According to another anonymous official, the increases are an effort by the Chinese to improve their cyber capabilities following the realization that they are lagging behind U.S. programs in significant ways. Analysts estimate that the spending increase could be valued anywhere between hundreds of millions of dollars to billions of dollars. The move is part of an even larger plan announced by the government to increase defense spending by 10 percent from last year, which had previously totaled $143.6 billion.

“They have stolen hundreds of billions of dollars of intellectual property from U.S. businesses and continue to commit this theft,” said Representative Mike Pompeo (R-Kanas). “The Chinese have now increased their capacity to conduct massive attacks and continue to consider this weapon as a primary tool in their arsenal.”

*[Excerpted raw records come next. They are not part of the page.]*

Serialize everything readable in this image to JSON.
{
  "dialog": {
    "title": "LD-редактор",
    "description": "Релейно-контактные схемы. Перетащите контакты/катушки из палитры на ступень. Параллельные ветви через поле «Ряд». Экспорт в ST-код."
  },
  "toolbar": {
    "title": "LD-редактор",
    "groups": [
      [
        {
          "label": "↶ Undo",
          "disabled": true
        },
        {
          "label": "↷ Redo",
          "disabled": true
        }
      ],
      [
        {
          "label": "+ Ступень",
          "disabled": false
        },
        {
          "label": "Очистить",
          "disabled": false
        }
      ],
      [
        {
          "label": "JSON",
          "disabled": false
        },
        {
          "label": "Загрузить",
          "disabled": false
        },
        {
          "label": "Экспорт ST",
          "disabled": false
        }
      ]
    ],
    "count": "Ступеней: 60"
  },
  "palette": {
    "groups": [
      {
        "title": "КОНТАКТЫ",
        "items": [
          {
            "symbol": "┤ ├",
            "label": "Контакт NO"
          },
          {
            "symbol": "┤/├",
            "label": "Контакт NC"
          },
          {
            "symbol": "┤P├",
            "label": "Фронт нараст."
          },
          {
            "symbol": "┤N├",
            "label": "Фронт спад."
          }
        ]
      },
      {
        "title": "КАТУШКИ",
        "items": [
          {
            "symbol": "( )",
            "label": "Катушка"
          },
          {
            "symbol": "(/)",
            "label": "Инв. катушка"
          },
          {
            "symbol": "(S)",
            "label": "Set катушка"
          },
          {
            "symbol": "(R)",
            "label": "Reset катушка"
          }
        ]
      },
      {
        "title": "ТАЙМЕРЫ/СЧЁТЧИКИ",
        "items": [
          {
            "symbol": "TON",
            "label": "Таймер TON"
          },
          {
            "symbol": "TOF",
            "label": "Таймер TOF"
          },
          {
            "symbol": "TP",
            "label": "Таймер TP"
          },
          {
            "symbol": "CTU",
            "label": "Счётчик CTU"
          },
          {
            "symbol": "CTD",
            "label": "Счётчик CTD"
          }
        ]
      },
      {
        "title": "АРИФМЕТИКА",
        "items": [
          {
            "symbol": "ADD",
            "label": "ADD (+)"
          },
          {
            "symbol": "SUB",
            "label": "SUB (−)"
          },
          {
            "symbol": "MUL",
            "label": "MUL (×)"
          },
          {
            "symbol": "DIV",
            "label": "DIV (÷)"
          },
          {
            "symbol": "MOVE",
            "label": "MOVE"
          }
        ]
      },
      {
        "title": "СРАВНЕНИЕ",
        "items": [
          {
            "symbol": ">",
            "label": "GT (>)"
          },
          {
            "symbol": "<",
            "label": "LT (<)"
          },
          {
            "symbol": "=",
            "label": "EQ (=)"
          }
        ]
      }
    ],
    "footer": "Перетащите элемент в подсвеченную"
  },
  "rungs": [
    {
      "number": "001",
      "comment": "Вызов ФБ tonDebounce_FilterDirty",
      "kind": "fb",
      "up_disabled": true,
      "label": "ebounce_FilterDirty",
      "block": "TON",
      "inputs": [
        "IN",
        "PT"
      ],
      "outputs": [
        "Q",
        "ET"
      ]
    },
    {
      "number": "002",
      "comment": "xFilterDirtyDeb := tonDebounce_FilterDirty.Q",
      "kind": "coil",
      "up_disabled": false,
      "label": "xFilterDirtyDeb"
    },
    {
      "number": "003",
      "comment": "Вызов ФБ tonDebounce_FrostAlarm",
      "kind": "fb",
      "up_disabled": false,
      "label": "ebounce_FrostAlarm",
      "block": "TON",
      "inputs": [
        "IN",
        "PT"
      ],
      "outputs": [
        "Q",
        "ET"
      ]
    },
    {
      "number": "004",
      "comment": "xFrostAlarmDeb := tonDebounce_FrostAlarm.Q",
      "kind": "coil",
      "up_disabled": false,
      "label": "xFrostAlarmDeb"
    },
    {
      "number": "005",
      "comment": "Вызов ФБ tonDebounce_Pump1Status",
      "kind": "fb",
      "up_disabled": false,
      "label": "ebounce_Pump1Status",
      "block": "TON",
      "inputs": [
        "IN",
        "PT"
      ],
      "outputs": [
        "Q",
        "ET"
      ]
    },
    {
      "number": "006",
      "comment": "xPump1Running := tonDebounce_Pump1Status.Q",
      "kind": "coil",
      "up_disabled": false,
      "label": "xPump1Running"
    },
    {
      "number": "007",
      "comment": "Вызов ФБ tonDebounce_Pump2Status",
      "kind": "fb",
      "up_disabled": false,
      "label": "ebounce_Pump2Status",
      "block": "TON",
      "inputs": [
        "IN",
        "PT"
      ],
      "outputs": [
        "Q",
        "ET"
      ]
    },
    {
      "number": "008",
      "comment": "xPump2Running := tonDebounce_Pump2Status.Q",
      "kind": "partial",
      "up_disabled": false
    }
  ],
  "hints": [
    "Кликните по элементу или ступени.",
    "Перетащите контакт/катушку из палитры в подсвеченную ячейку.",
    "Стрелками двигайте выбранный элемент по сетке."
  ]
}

Chinese Embassy spokesman Zhu Haiquan declined directly to address the matter of the increased spending, but said that “China advocates for the peaceful use of cyberspace. Efforts should be made by the international community to prevent militarization of cyberspace and a cyber arms race.”

A state-run media site issued a report outlining the goals of the Communist Party Politburo and President Xi Jinping.

“Xi Jinping encouraged the army to change fixed mindsets on mechanized warfare and create a concept of information warfare, as the country faces escalating tensions on intelligence issues with other countries,” the report stated, adding that the president called for greater efforts to “counter non-traditional security threats” and to “improve combat capabilities.”

The vision for these programs and others within China, considered by U.S. officials to be the country’s most closely guarded secrets, follows the belief that cyber warfare might become the dominant show of force in the world.

“It is anticipated in the foreseeable future that it is extremely likely for cyber warfare to assist or even replace conventional firepower damage means as a major player in modern and future wars,” stated the journal China Military Science. “In conventional warfare, material media associated with kinetic energy, such as knifes, bullets, artillery shells and missiles are used as the damage media,” the report said. “In cyber warfare, computer technology represented by the Internet, or ‘information flow’ is used as the warring media. Warring parties only need to click a mouse to complete the entire attacking process.”

Rick Fisher, a Chinese military affairs expert at the International Assessment and Strategy Center, said that the increased efforts may be a reaction to NSA intelligence details first released by former intelligence services contractor Edward Snowden in 2013.

Currently, the U.S. military is seeking an $5.5 billion for cybersecurity in the 2016 budget.